The two women spent time shadowing undertakers and celebrants and interviewing hospice patients and health professionals to create the production. Covering a range of topics, The Death Show looks at funeral traditions, people's nervousness to discuss death and anxieties about how we will be remembered.
A darkly comic tale, The Death Show was inspired by the artists' own fear of death and the knowledge that society as a whole tends to shy away from discussion around the end of life.
Lucy and Antonia say: "Through the development of this show, we realised how important and necessary it is for us as a society to talk more about death. It shouldn't be a subject matter that is discussed in whispers or left until it becomes an inescapable conversation at the end of our lives. It is something that we should be discussing when we are healthy and able to make informed choices and decisions about our end of life plans."
Lucy Nicholls and Antonia Beck in The Death Show. Photos: Graeme Braidwood
And they add: "Everyone is entitled to a 'good death' but we have come to realise that this can only happen when we discuss and start to understand what that means for each of us as individuals. Therefore conversations about death and dying are essential and in fact we have found that talking about death is really incredibly life-affirming. With The Death Show, we hope that people will join us in celebrating life and death, by bringing death out of the shadows and into the light."

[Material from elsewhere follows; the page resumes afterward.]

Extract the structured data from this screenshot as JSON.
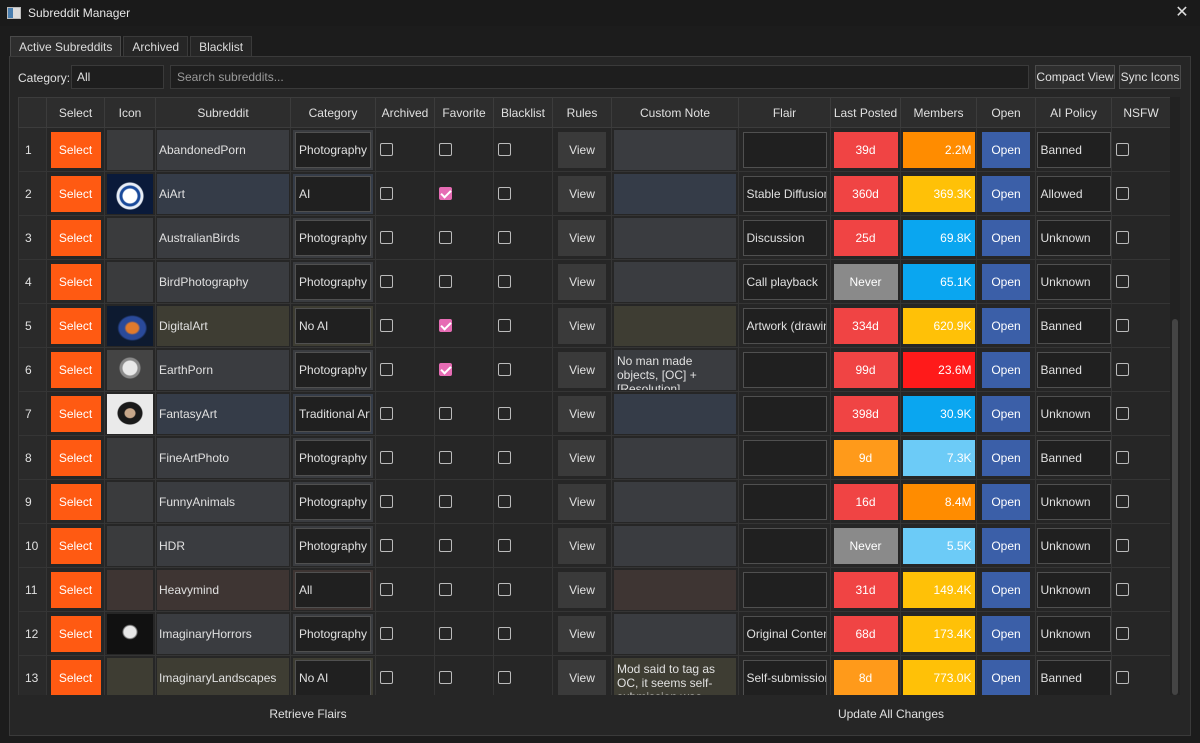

The matinee performance on Saturday 27 January at Birmingham Rep will be followed by a question and answer session with the artists and with members of BrumYODO, a Birmingham-based community collective which organises events to encourage open and honest discussion about death and dying.